Data excerpts Start Marker

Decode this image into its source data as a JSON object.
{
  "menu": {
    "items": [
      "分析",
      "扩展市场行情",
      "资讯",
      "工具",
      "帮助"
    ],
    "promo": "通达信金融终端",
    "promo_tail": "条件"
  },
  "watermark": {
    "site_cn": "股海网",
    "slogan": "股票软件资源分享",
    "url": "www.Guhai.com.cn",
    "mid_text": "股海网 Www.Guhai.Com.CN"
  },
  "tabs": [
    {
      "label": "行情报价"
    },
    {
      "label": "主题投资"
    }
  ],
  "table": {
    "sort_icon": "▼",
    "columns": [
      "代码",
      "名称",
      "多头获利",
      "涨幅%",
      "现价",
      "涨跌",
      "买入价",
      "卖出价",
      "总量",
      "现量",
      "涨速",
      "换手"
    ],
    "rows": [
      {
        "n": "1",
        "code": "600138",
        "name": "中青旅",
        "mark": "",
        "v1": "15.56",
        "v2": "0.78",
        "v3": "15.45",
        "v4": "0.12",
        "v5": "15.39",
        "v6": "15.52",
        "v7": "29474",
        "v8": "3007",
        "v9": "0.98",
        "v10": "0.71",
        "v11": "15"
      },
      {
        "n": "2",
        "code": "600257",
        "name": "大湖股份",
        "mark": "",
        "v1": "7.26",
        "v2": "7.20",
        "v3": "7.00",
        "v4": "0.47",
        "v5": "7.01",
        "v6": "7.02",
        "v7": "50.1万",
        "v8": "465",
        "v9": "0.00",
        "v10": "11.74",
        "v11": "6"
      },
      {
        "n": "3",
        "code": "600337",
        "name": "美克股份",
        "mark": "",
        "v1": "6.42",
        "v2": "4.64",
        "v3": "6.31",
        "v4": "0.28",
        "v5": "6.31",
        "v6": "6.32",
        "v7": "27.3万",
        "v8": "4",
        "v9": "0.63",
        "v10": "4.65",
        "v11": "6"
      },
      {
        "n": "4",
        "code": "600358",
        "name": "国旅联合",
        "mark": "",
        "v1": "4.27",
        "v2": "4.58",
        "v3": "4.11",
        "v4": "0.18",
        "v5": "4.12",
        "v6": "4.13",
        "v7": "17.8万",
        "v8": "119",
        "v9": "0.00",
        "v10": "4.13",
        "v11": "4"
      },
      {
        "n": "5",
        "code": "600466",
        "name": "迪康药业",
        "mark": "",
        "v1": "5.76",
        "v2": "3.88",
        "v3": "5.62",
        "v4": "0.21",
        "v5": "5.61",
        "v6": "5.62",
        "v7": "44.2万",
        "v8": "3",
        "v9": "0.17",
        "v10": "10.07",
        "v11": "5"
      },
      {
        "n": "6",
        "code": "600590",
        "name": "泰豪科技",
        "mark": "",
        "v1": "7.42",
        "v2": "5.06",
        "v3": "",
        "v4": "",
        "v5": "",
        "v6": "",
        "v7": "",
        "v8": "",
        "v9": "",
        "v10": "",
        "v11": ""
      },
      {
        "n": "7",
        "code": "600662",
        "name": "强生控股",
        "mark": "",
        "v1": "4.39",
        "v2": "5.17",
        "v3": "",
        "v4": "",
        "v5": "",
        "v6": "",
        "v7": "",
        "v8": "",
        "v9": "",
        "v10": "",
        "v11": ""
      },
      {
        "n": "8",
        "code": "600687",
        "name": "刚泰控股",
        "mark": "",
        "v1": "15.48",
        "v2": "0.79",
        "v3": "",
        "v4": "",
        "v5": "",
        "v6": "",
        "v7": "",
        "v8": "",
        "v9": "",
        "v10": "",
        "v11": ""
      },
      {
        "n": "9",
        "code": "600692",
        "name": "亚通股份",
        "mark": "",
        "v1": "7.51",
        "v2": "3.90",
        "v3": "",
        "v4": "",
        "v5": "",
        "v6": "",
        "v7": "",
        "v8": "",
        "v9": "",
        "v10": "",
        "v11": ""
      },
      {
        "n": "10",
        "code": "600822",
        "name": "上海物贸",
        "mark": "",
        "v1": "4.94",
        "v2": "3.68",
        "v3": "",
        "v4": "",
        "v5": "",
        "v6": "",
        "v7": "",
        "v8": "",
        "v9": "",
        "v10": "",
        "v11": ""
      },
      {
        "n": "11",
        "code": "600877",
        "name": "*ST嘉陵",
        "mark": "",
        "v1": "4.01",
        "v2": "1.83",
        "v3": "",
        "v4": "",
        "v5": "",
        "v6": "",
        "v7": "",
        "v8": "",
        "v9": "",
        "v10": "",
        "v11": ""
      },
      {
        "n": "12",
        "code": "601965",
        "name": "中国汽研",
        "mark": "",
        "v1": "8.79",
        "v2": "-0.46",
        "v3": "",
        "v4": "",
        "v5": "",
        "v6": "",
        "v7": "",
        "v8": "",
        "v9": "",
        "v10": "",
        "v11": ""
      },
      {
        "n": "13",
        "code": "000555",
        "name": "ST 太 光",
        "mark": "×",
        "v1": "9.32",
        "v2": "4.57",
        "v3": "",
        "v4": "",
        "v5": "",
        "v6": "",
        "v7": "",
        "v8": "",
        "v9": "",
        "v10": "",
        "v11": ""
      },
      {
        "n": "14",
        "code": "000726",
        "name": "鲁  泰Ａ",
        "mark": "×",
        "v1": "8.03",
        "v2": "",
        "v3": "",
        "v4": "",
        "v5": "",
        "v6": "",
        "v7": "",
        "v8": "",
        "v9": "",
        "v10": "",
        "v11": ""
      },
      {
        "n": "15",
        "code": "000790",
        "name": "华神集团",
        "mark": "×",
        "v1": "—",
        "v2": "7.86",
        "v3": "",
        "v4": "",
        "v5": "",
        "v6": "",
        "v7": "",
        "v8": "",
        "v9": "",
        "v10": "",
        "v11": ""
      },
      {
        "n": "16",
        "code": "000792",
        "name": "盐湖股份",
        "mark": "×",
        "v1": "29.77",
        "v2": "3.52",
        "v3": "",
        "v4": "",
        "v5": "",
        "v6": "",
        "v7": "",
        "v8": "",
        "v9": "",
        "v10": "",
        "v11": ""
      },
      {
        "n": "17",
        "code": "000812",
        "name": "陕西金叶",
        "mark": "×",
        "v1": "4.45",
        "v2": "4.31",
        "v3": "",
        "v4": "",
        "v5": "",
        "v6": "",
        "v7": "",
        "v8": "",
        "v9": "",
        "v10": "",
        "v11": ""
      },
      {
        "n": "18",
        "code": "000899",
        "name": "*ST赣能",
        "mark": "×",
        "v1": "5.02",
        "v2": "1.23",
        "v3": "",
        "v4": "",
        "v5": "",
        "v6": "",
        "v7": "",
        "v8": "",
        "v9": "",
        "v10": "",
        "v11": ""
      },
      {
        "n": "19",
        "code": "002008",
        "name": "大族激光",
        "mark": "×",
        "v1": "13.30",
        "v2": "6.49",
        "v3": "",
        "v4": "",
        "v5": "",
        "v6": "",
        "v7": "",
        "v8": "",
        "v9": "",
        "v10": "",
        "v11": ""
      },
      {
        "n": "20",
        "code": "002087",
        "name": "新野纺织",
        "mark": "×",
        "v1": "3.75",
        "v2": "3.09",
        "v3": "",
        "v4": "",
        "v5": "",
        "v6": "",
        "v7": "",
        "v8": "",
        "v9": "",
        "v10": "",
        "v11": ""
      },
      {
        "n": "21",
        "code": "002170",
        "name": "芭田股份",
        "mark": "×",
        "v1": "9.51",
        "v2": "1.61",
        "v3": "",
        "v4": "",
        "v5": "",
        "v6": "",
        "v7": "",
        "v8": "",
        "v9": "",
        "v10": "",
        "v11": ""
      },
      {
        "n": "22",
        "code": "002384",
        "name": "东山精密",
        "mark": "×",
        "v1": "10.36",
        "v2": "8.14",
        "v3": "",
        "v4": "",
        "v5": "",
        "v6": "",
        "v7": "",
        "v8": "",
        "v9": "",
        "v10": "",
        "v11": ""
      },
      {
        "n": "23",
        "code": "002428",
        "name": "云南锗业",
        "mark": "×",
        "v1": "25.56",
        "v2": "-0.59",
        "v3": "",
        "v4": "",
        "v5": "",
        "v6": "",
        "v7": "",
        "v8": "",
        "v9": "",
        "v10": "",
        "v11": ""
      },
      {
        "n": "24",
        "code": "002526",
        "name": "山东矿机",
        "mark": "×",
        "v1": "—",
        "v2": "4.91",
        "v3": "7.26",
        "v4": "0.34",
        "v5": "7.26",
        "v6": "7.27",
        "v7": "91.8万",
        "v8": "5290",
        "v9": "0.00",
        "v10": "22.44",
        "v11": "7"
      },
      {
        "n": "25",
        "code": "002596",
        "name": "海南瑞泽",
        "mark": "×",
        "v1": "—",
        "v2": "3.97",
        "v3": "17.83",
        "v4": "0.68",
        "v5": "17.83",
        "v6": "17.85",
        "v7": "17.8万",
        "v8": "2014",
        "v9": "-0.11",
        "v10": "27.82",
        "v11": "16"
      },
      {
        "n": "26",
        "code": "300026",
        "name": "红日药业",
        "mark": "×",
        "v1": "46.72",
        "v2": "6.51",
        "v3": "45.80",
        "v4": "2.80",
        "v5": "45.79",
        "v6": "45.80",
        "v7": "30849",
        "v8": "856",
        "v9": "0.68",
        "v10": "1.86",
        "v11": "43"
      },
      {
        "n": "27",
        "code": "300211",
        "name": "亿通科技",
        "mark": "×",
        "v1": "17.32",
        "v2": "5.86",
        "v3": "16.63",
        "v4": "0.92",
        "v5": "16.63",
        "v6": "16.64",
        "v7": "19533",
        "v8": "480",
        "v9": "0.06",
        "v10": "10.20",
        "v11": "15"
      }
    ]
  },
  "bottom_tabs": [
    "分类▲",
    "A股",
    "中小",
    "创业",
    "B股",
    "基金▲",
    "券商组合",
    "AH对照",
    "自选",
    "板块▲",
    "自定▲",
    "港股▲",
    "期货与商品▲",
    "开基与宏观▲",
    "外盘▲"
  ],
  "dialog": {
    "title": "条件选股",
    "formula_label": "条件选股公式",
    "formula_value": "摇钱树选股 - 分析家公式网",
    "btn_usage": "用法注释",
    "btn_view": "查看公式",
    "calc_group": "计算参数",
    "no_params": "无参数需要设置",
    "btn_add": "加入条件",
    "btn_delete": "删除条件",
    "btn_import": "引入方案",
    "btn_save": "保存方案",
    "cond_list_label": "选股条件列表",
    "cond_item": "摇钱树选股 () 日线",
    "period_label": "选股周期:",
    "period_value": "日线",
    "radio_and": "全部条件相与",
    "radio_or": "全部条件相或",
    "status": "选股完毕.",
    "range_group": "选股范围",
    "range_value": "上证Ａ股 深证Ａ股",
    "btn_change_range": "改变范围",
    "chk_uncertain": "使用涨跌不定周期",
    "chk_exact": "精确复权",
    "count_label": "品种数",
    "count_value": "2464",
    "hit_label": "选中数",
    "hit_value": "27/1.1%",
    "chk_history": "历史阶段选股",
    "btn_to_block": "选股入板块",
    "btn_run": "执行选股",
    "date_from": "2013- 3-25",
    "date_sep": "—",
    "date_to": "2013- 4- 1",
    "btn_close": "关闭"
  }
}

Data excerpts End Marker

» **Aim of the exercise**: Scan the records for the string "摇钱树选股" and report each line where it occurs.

» **Response to this exercise**:
    "formula_value": "摇钱树选股 - 分析家公式网",
    "cond_item": "摇钱树选股 () 日线",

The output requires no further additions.